In order to model the removal of that seeps into mine workings, water is extracted from the model at all points within the polygon superimposed upon its seam disc. The rate of is prescribed. This is in contrast to many groundwater models which are constructed to provide flow rate predictions. In that type of groundwater model, general-head boundary conditions are typically applied to the area (void and broken rock left behind after coal extraction) of an underground mine, and the conductance is calibrated to match historical flow rates. For the groundwater model, flow rates were obtained for: (i) years prior to 2015, from the reported values of mine in end-of-year mine reports, end-of-panel reports and environmental impact statements; and (ii) for years beyond 2015, from modelled estimates of mine water make found in environmental impact statements. A linear interpolation is used to estimate flow rates between the data points.
Figure 19 shows an example of rates of water extraction over the life of the Mount Arthur open-cut mine, based on actual and modelled rates. The full set of flow rate time series generated for and mines is provided in Section 2.1.6 of companion product 2.1-2.2 for the Hunter subregion ().
Green points indicate reported values, while orange points indicate future predictions.
Groundwater is extracted uniformly over the entire area defined by the polygon, even though in reality for longwall mines most water will seep out at the face and the panel perimeters. Specifically, if mine water extraction is F (ML/year) and A is the area (m2) of the mine footprint, water is extracted at a uniform rate of F/A ML/year/m2 over the entire footprint. This means longwall chainages (rates of extraction) and progressive pit excavation are not considered. However, to ensure numerical stability of the model, water extraction for a polygon is set to zero if the water head is below –100 m at the level of the seam disc. Negative 100 m was chosen because it is extremely rare to encounter such low heads since it requires a confluence of factors (for example, low hydraulic conductivity and with high pumping rates), but yet it still allows the numerical solver to converge.
The void remaining after mining coal underground is not represented as a ‘hole’ in the model.
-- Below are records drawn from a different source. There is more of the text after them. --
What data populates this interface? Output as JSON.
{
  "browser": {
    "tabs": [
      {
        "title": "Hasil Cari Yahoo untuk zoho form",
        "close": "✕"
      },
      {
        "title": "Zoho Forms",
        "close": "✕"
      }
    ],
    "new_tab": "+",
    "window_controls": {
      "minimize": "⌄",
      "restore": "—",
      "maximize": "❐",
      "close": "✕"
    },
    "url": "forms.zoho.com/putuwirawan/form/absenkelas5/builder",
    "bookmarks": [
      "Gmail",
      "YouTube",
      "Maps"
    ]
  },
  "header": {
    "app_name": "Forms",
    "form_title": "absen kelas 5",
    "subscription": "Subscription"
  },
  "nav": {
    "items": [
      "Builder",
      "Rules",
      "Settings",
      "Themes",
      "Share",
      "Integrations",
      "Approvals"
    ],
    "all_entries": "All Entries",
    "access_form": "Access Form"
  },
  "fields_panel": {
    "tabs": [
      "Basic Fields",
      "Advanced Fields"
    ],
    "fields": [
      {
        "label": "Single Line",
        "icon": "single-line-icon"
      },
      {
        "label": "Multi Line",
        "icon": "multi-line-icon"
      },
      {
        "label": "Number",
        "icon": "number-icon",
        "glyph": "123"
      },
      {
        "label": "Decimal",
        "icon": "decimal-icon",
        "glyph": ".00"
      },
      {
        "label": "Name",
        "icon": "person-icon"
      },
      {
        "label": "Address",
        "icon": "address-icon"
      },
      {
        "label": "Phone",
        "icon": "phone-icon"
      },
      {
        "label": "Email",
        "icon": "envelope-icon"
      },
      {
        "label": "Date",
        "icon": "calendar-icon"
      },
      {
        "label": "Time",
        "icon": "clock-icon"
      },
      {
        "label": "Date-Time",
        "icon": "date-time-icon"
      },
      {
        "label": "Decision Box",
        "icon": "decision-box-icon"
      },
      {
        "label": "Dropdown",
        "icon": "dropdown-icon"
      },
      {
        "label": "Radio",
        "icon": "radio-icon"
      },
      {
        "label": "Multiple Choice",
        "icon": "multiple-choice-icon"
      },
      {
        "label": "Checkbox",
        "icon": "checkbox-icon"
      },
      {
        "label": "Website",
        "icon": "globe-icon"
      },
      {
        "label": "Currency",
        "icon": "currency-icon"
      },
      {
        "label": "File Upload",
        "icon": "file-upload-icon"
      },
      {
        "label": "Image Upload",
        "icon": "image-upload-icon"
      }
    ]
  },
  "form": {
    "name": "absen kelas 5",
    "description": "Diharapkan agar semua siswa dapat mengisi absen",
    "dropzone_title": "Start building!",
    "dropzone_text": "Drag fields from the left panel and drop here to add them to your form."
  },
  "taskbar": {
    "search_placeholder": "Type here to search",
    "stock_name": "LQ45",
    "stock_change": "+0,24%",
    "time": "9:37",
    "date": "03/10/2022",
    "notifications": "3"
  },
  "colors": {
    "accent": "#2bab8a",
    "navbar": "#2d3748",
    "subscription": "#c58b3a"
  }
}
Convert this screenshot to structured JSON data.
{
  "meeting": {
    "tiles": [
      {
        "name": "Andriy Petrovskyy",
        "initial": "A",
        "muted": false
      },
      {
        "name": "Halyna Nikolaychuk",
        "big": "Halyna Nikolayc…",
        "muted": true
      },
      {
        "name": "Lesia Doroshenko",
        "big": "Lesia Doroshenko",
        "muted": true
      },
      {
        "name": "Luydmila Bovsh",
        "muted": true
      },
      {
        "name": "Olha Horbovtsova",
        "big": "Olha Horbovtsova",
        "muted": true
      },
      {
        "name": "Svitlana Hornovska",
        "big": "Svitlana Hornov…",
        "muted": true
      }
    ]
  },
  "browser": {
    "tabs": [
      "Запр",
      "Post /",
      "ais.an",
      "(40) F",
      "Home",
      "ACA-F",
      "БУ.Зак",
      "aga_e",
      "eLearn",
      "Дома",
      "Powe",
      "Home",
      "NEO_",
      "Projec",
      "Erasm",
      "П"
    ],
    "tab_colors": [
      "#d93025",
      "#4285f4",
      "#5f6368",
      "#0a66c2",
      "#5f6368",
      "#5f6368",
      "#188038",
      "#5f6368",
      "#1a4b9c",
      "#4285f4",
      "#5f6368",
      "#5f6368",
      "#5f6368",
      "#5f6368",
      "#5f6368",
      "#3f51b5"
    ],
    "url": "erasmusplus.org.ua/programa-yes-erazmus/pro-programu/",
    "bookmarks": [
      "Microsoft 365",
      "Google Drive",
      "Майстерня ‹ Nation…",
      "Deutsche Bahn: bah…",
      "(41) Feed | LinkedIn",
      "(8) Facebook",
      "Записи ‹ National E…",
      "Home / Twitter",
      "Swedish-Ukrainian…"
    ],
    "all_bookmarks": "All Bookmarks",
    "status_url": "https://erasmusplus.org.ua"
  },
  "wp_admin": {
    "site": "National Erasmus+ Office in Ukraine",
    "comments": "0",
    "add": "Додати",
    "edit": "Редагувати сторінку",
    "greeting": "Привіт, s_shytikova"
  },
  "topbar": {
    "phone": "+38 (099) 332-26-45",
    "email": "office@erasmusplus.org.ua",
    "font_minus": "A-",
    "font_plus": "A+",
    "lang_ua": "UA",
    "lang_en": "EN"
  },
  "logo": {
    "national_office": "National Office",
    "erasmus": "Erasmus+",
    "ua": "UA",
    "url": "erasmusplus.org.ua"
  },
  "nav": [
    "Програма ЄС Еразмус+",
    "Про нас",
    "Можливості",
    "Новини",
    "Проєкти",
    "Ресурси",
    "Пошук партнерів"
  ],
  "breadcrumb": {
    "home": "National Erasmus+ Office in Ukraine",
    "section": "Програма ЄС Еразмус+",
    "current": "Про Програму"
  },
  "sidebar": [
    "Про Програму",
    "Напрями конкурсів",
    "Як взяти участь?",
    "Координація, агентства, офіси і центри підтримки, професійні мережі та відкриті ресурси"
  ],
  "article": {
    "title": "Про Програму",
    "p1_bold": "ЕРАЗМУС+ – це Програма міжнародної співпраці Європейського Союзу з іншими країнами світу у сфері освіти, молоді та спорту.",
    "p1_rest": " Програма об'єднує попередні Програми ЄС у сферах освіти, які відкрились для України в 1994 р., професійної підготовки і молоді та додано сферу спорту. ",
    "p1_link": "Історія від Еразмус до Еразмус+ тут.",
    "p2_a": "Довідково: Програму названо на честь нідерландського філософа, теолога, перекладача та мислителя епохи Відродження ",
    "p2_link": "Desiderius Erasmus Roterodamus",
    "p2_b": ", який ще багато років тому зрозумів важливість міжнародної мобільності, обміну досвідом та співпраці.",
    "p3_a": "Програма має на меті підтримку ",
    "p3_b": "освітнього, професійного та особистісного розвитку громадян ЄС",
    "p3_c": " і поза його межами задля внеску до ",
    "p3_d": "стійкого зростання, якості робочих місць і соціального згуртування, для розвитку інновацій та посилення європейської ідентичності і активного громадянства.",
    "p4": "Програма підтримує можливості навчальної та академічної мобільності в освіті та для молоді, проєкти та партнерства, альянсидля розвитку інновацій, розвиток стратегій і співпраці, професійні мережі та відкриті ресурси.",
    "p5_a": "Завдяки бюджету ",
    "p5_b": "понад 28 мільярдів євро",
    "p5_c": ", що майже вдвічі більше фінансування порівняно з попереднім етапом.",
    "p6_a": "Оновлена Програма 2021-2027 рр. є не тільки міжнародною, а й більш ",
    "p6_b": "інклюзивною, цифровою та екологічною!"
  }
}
Such holes are common in models coupled with geomechanics, and in models where very local-scale effects are being studied, such as assessing how much water is produced from the roof, floor and chain pillars. In the Hunter groundwater model, water is simply extracted from the polygons, as described above.
The rates of water extraction are varied in the analysis (see Section 126.96.36.199). This is important since the reported historical flow rates are subject to errors, while future flow rates are necessarily predictions, informed by mine-scale groundwater modelling and assumptions about the and development of the mine, and are also uncertain.
Product Finalisation date
- 188.8.131.52 Methods
- 184.108.40.206 Review of existing models
- 220.127.116.11 Model development
- 18.104.22.168 Boundary and initial conditions
- 22.214.171.124 Implementation of the coal resource development pathway
- 126.96.36.199 Parameterisation
- 188.8.131.52 Observations and predictions
- 184.108.40.206 Uncertainty analysis
- 220.127.116.11 Limitations and conclusions
- Currency of scientific results
- Contributors to the Technical Programme
- About this technical product